_Record extracts_
= = = =

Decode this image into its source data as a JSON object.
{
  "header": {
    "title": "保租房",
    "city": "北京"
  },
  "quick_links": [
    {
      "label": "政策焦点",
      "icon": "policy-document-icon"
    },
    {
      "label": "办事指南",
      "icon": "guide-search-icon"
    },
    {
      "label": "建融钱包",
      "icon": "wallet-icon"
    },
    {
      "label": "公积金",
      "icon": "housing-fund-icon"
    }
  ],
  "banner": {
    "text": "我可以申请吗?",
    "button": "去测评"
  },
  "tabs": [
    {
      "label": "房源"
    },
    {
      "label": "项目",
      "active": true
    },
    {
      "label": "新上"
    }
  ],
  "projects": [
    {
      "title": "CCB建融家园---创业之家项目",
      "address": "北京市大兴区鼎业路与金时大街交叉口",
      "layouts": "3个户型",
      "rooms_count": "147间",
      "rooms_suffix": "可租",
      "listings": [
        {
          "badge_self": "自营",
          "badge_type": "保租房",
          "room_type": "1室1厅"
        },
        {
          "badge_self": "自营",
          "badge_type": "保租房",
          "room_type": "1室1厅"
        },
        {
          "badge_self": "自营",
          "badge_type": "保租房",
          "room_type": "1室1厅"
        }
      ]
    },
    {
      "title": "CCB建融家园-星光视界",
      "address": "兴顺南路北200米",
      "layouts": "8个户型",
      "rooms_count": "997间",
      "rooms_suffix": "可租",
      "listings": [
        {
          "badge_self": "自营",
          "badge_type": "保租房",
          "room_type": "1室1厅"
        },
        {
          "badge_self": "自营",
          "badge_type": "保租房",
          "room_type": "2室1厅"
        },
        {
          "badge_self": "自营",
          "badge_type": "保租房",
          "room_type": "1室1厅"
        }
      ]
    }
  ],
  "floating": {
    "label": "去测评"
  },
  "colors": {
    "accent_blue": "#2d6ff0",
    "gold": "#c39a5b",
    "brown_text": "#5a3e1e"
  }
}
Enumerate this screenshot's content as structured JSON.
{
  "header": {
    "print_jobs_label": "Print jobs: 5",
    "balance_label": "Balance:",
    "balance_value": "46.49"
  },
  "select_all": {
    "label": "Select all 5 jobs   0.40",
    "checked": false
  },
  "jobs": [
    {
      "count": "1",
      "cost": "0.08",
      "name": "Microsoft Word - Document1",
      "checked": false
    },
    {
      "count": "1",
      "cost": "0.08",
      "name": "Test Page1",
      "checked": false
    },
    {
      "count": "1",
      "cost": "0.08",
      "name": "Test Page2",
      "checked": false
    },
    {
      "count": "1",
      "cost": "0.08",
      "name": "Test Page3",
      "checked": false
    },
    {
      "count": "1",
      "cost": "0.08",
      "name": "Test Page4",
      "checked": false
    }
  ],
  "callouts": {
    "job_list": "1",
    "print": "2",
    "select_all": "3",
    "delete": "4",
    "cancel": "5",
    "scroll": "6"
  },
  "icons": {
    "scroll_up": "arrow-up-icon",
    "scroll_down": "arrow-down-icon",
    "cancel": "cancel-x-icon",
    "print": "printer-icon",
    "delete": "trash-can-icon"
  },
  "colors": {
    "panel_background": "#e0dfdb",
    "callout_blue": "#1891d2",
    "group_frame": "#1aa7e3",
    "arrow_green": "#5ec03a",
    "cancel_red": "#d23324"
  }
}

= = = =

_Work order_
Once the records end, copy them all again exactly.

_Solution for this exercise_
Decode this image into its source data as a JSON object.
{
  "header": {
    "title": "保租房",
    "city": "北京"
  },
  "quick_links": [
    {
      "label": "政策焦点",
      "icon": "policy-document-icon"
    },
    {
      "label": "办事指南",
      "icon": "guide-search-icon"
    },
    {
      "label": "建融钱包",
      "icon": "wallet-icon"
    },
    {
      "label": "公积金",
      "icon": "housing-fund-icon"
    }
  ],
  "banner": {
    "text": "我可以申请吗?",
    "button": "去测评"
  },
  "tabs": [
    {
      "label": "房源"
    },
    {
      "label": "项目",
      "active": true
    },
    {
      "label": "新上"
    }
  ],
  "projects": [
    {
      "title": "CCB建融家园---创业之家项目",
      "address": "北京市大兴区鼎业路与金时大街交叉口",
      "layouts": "3个户型",
      "rooms_count": "147间",
      "rooms_suffix": "可租",
      "listings": [
        {
          "badge_self": "自营",
          "badge_type": "保租房",
          "room_type": "1室1厅"
        },
        {
          "badge_self": "自营",
          "badge_type": "保租房",
          "room_type": "1室1厅"
        },
        {
          "badge_self": "自营",
          "badge_type": "保租房",
          "room_type": "1室1厅"
        }
      ]
    },
    {
      "title": "CCB建融家园-星光视界",
      "address": "兴顺南路北200米",
      "layouts": "8个户型",
      "rooms_count": "997间",
      "rooms_suffix": "可租",
      "listings": [
        {
          "badge_self": "自营",
          "badge_type": "保租房",
          "room_type": "1室1厅"
        },
        {
          "badge_self": "自营",
          "badge_type": "保租房",
          "room_type": "2室1厅"
        },
        {
          "badge_self": "自营",
          "badge_type": "保租房",
          "room_type": "1室1厅"
        }
      ]
    }
  ],
  "floating": {
    "label": "去测评"
  },
  "colors": {
    "accent_blue": "#2d6ff0",
    "gold": "#c39a5b",
    "brown_text": "#5a3e1e"
  }
}
Enumerate this screenshot's content as structured JSON.
{
  "header": {
    "print_jobs_label": "Print jobs: 5",
    "balance_label": "Balance:",
    "balance_value": "46.49"
  },
  "select_all": {
    "label": "Select all 5 jobs   0.40",
    "checked": false
  },
  "jobs": [
    {
      "count": "1",
      "cost": "0.08",
      "name": "Microsoft Word - Document1",
      "checked": false
    },
    {
      "count": "1",
      "cost": "0.08",
      "name": "Test Page1",
      "checked": false
    },
    {
      "count": "1",
      "cost": "0.08",
      "name": "Test Page2",
      "checked": false
    },
    {
      "count": "1",
      "cost": "0.08",
      "name": "Test Page3",
      "checked": false
    },
    {
      "count": "1",
      "cost": "0.08",
      "name": "Test Page4",
      "checked": false
    }
  ],
  "callouts": {
    "job_list": "1",
    "print": "2",
    "select_all": "3",
    "delete": "4",
    "cancel": "5",
    "scroll": "6"
  },
  "icons": {
    "scroll_up": "arrow-up-icon",
    "scroll_down": "arrow-down-icon",
    "cancel": "cancel-x-icon",
    "print": "printer-icon",
    "delete": "trash-can-icon"
  },
  "colors": {
    "panel_background": "#e0dfdb",
    "callout_blue": "#1891d2",
    "group_frame": "#1aa7e3",
    "arrow_green": "#5ec03a",
    "cancel_red": "#d23324"
  }
}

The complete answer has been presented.